◆ AIM OF THE EXERCISE
How many lines in the data that follows contain the word "content"? Only that number is needed.

══ RECORD EXTRACTS

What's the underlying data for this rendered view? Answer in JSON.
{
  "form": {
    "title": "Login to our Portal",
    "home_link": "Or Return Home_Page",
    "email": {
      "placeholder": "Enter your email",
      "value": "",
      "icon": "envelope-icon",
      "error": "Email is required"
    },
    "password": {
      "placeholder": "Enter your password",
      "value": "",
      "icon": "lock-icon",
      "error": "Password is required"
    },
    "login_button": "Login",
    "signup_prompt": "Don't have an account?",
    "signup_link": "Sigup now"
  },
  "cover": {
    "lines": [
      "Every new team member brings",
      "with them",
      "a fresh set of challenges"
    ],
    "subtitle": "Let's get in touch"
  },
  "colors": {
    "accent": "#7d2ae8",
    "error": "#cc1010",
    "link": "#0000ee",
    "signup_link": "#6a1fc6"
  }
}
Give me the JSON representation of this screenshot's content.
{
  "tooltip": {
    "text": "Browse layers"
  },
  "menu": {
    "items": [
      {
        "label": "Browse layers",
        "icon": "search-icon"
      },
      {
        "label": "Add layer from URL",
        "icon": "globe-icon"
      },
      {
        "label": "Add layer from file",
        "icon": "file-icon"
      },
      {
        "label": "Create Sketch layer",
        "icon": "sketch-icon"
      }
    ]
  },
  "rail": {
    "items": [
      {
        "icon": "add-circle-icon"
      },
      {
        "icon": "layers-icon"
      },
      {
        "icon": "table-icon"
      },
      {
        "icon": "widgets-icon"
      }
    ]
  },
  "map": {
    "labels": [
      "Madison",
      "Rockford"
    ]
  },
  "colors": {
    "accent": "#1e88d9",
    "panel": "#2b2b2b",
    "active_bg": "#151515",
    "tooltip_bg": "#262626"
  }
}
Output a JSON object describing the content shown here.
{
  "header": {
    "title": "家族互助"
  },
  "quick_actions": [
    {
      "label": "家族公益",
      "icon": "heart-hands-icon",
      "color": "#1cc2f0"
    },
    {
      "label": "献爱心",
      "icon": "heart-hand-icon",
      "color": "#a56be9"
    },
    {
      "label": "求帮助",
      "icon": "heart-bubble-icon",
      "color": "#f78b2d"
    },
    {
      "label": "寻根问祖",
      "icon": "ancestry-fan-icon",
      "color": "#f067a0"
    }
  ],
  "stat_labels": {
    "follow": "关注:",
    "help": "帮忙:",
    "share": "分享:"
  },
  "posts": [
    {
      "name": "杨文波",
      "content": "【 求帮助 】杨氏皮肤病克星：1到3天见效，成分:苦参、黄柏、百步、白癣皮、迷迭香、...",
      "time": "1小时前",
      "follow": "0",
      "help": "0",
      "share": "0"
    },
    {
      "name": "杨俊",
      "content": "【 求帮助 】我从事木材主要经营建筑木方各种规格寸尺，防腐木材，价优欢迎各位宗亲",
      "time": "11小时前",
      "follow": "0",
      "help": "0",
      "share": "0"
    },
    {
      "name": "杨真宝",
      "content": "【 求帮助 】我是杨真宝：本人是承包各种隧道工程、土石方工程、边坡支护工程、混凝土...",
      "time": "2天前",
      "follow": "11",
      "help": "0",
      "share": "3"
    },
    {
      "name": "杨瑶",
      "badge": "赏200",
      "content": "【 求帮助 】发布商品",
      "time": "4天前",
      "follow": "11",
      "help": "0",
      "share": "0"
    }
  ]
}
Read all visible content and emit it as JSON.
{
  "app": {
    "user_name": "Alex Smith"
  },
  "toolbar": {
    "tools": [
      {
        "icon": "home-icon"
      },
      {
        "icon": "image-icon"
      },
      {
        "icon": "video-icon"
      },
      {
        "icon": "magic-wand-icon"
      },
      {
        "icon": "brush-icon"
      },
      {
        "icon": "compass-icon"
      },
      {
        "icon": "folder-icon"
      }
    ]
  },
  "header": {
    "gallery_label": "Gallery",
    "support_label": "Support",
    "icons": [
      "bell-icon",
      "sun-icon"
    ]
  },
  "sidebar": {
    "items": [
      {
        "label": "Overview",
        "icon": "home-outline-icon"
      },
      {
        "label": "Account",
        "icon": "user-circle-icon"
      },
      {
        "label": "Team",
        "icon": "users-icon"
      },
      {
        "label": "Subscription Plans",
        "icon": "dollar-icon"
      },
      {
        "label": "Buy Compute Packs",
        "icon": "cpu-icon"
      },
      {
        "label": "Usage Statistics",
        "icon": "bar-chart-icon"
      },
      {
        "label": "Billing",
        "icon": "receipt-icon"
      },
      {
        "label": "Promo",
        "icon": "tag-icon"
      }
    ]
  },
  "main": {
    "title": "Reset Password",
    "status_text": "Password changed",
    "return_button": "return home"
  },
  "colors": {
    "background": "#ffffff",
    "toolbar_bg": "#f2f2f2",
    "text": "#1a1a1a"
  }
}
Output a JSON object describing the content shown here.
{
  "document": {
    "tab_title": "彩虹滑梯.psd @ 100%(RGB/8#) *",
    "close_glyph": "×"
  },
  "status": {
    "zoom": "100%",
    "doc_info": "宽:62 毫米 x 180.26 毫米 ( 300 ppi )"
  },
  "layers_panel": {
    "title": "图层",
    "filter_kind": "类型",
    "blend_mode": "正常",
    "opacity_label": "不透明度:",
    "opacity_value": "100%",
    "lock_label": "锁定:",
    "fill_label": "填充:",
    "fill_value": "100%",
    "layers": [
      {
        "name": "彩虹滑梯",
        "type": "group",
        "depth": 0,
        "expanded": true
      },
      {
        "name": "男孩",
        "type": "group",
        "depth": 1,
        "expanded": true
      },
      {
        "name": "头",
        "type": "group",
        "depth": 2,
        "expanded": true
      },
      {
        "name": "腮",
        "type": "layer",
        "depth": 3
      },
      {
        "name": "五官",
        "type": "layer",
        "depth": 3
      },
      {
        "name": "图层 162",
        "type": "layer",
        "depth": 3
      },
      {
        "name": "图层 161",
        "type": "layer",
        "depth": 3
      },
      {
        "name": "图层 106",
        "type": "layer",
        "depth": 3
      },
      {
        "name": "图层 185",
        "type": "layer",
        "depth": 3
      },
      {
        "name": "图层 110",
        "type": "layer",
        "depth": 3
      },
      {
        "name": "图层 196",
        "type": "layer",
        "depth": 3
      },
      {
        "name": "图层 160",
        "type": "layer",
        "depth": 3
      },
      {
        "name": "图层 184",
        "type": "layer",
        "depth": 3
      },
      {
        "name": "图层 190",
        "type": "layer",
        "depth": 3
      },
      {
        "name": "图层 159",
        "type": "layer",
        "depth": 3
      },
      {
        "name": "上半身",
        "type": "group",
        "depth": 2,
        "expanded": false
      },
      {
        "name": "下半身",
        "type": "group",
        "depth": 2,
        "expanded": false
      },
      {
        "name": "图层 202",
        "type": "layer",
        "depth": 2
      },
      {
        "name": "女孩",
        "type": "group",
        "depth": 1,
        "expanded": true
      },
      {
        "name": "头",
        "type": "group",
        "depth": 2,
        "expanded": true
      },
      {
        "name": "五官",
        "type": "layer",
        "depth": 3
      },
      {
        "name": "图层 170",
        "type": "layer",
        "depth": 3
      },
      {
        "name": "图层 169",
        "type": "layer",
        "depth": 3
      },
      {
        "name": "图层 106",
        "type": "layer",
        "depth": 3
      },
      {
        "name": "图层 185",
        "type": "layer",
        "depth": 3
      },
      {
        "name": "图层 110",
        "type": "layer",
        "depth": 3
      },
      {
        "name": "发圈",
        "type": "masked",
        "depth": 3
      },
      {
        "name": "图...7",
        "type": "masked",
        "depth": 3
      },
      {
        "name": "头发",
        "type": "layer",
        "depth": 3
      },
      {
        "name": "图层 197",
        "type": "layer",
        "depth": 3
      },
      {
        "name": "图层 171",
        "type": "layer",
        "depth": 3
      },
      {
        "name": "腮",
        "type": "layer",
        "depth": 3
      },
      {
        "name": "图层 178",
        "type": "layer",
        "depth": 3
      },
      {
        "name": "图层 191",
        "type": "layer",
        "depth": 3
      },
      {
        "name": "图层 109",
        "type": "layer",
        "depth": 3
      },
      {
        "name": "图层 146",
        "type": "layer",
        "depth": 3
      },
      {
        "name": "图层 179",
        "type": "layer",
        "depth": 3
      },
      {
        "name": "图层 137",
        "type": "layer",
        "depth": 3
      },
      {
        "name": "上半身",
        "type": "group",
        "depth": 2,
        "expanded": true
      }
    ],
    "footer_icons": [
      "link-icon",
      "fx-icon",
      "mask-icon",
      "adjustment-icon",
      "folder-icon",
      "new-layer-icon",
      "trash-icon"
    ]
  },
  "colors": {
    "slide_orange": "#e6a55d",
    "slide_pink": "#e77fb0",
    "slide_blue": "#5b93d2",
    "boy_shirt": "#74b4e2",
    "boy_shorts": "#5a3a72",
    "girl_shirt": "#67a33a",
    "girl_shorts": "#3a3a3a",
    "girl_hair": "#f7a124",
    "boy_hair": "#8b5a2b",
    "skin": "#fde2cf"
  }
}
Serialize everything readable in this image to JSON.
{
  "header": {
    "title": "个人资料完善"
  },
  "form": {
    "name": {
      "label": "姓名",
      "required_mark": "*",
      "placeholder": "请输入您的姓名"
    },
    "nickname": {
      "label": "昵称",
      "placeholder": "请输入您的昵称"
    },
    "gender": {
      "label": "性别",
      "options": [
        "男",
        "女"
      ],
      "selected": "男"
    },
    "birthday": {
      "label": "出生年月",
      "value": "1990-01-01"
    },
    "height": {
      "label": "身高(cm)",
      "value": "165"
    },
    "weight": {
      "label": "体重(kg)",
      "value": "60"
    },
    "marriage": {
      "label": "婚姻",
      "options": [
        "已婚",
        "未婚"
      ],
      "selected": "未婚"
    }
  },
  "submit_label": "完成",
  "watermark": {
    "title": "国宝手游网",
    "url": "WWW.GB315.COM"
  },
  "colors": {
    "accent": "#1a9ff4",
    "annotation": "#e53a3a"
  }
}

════

◆ SOLUTION BELOW
8